Alum

Alum, a chemical compound of two sulfates and water. (A sulfate is a compound of sulfur, oxygen, and one or more other elements.) One of the two sulfates usually contains aluminum, but it can be any other metal with a valence of 3, such as chromium or iron. The other sulfate usually contains an alkali metal, such as potassium, but can instead contain either another metal with a valence of 1 or ammonium (a group of atoms formed by combining ammonia and hydrogen). At ordinary temperatures, all alums are solids.

The most important commercial alums are potassium alum and ammonium alum. Other alums include sodium alum (soda alum), chrome alum, rubidium alum, and cesium alum. Potassium and ammonium alum are used in tanning leather, in the manufacture of paper, and in dye making. They are also ingredients of some baking powders. Certain types of fire extinguishers contain alum. Alums are also used in the purification of water and in the treatment of sewage. Alum is sometimes used to produce hardness and crispness in pickles (but too much alum will make the pickles bitter). It has also been used as a preservative.

Alum is an emetic (an agent that causes vomiting) and is used for this purpose to treat certain types of poisoning. However, large quantities of alum taken internally are poisonous. Alum is also used as an astringent (a substance that causes shrinkage of tissue).

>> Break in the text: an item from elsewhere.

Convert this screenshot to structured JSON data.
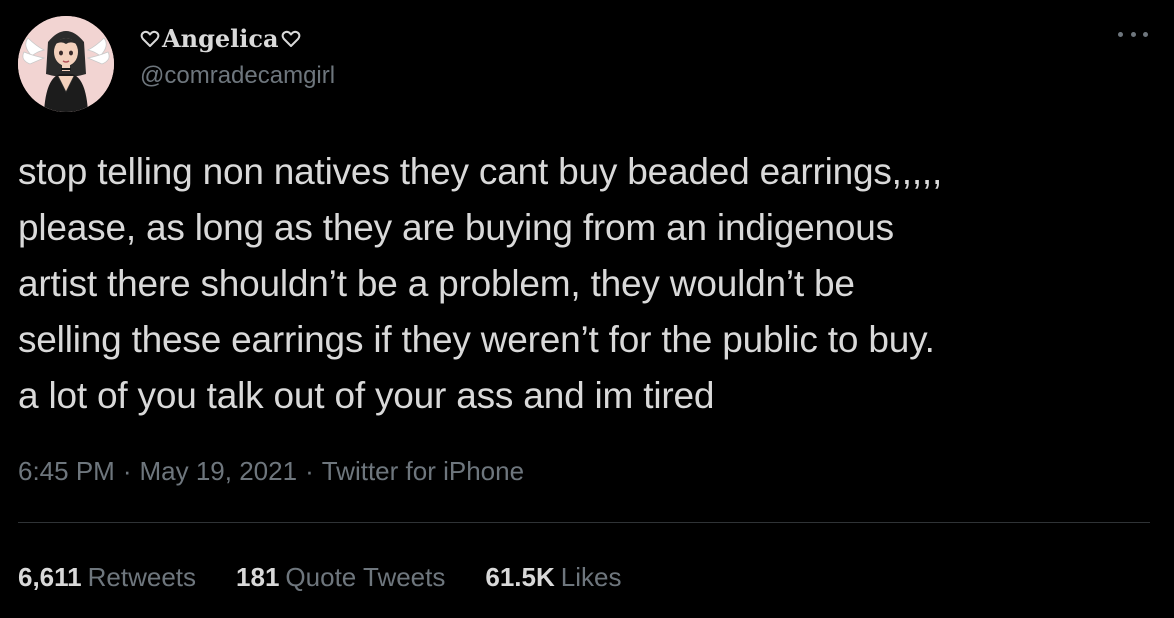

The general formula for alum is M2(SO4)3 X2SO424H2O, where M is aluminum or some other trivalent metal, and X is an alkali metal, some other univalent metal, or ammonium. Thus, potassium alum is Al2(SO4)3K2SO424H2O; ammonium alum is Al2(SO4)3(NH4)2SO424H2O.